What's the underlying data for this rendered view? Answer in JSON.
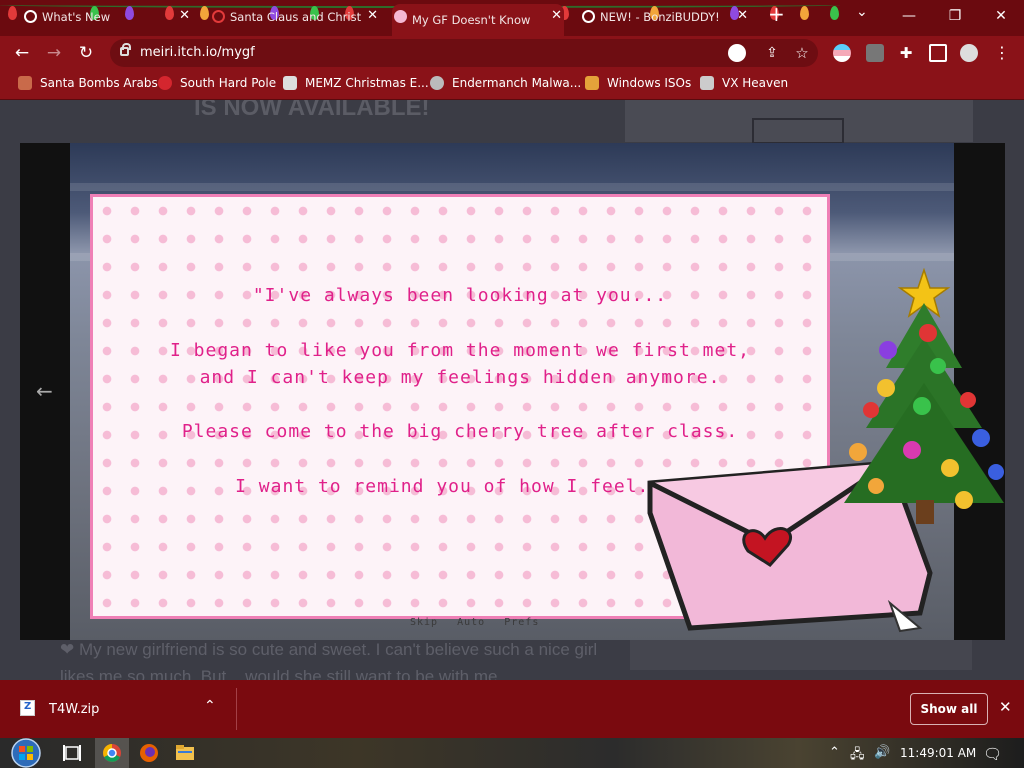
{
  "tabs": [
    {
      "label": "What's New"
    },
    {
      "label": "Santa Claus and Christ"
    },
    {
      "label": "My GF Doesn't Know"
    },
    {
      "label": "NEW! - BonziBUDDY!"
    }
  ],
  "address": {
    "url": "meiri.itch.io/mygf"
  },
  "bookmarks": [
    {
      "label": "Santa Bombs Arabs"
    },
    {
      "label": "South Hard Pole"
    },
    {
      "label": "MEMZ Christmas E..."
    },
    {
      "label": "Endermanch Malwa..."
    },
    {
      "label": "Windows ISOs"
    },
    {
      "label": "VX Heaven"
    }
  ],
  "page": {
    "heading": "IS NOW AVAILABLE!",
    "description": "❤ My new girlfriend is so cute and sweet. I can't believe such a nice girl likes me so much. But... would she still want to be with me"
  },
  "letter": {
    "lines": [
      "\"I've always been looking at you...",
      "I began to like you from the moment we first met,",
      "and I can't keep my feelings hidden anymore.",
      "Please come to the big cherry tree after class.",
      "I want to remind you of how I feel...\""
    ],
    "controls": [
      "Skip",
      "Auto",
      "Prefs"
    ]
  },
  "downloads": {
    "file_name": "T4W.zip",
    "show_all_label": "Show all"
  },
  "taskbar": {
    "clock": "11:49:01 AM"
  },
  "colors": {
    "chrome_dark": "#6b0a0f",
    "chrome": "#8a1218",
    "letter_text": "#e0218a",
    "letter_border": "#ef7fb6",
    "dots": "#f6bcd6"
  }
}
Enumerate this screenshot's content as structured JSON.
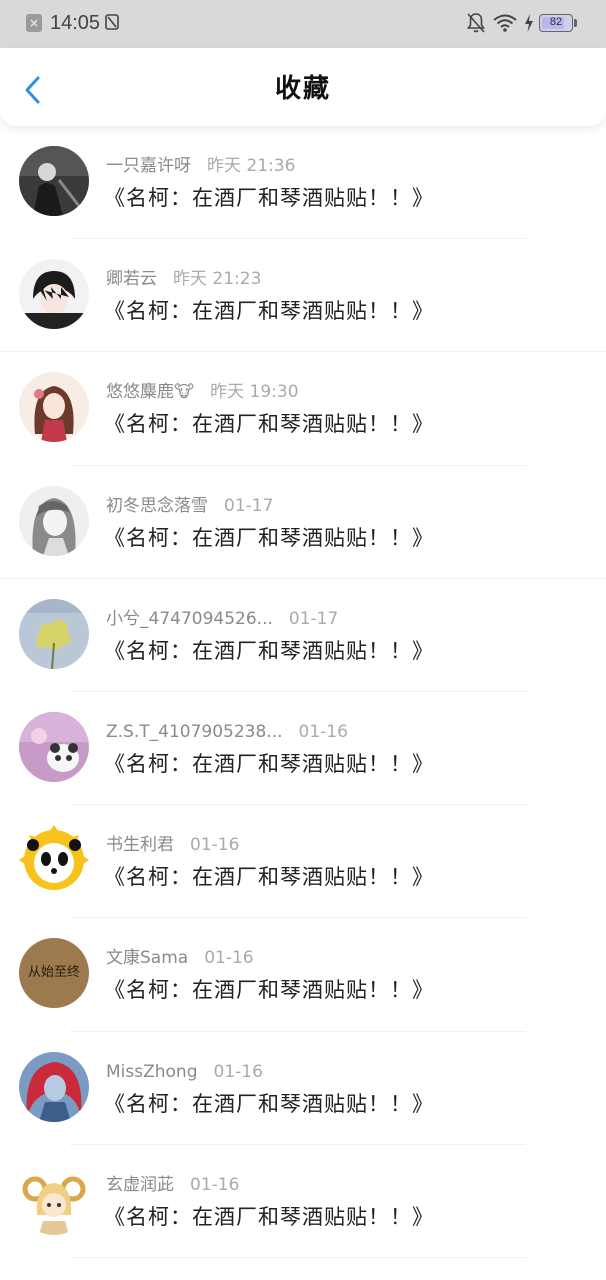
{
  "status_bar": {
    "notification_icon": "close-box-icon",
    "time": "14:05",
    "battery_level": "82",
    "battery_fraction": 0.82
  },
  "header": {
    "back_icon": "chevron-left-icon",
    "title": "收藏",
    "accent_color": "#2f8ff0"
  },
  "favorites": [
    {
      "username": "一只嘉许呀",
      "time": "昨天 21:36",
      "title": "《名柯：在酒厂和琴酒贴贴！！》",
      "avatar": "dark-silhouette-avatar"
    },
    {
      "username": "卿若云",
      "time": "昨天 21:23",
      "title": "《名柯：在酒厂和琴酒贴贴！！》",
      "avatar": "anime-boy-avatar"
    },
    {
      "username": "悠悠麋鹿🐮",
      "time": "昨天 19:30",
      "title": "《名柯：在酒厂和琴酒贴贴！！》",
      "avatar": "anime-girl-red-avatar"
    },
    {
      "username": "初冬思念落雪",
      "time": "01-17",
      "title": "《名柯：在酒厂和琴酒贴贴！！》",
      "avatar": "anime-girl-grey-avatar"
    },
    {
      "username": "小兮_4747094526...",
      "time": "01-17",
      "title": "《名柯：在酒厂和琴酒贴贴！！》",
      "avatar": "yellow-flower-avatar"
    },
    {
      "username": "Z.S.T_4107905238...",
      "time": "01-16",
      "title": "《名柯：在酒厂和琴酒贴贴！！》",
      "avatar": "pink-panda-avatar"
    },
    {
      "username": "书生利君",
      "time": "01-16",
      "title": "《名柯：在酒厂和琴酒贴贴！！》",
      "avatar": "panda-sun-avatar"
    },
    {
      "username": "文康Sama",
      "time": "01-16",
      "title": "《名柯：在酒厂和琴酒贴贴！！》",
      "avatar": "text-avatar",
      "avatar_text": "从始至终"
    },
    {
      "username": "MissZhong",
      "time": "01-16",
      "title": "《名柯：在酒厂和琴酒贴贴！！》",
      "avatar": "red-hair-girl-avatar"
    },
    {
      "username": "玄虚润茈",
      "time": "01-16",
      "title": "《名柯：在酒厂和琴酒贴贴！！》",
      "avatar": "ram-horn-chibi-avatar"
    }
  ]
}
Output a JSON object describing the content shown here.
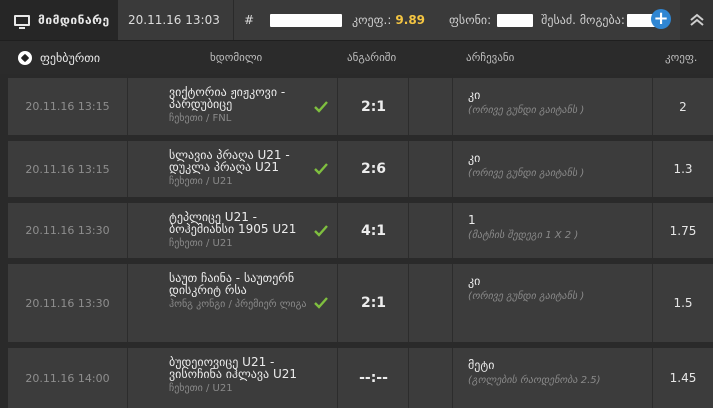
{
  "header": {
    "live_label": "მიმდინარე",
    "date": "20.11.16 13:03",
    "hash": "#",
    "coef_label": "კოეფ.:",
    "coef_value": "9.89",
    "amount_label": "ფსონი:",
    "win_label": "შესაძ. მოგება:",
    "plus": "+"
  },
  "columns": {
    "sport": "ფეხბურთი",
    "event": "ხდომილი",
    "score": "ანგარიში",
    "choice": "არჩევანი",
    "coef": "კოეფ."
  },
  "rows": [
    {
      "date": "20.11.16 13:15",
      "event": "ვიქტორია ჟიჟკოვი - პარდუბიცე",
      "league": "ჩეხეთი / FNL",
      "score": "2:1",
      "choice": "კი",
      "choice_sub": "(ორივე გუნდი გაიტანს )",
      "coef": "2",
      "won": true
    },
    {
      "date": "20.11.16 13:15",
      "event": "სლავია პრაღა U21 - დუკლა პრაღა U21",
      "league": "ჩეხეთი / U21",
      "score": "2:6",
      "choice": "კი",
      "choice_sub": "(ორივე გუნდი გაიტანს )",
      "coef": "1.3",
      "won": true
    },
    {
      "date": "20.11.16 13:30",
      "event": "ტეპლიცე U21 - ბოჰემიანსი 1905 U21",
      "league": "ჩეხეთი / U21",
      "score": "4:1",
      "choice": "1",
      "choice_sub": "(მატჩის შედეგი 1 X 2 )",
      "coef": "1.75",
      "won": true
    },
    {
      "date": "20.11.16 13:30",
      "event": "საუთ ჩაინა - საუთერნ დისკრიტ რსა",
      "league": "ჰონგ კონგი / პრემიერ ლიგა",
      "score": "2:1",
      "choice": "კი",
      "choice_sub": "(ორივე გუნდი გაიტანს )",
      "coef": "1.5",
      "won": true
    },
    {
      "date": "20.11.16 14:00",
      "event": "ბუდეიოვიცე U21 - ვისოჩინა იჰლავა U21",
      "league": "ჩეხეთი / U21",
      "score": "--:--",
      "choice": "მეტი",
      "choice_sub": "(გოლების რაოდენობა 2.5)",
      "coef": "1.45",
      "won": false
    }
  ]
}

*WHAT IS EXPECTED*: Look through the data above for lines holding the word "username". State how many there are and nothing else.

*EXERCISE ANSWER*: 10